I do hope that a university such as Santa Clara would continue to be a place where that “iron cage” may be left unlocked, where we have the freedom to live and act according to our deepest convictions, using whatever form of expression is right. But that can only work if members of an academic community are willing to learn not just to tolerate religious and philosophical differences but really to learn what those differences are, to cultivate a more textured ability to understand and talk about these differences and disagree with a commitment to mutual understanding. I like to think that Santa Clara is a university confident enough of its own religious identity as to be capable of cherishing difference. We do not do that without particular tensions (sometimes grave tensions) and when we speak of religious values in their own distinctiveness, we will often run the risk of misunderstanding and offending each other.
I began by stating that faith is a deeply fragile reality. Faith is fragile, because we humans are fragile. Believing in God does not take that away but becomes the context for exploring the mystery of our rather surprising existence. At times that existence is filled with joy, at times with pain, but always it is the source of wonder. Not everyone needs to refer to God in order to wonder. But for those who do, belief can provide a provisional grammar for wondering together at ever deeper levels. For that grammar to remain at all useful, however, one must be willing always to imagine bigger, to befriend intelligent believers, and to take a risk.
MICHAEL C. MCCARTHY, S.J. began his undergraduate career at Stanford University but then entered the Jesuits and earned his B.A. from Santa Clara University in 1987, attended Oxford University to complete the four-year M.A. in Literae Humaniores, earned a Master’s in Divinity from the Jesuit School of Theology at Berkeley in 1997, and earned his Ph.D. in Theology from the University of Notre Dame in 2003. Currently, he is the executive director of Santa Clara University’s Ignatian Center for Jesuit Education, and he holds the Edmund Campion, S.J., Professor endowed chair.
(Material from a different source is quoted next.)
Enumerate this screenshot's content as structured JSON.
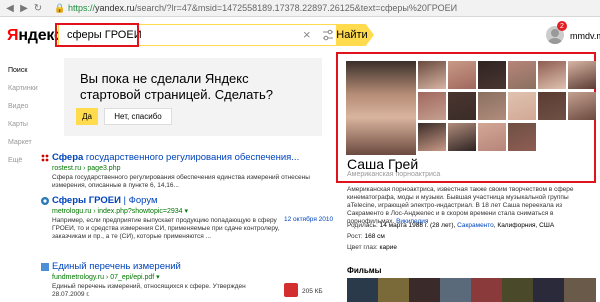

He is also an associate professor with a joint appointment in the Religious Studies and Classics Departments as well as the Director of the Catholic Studies Program.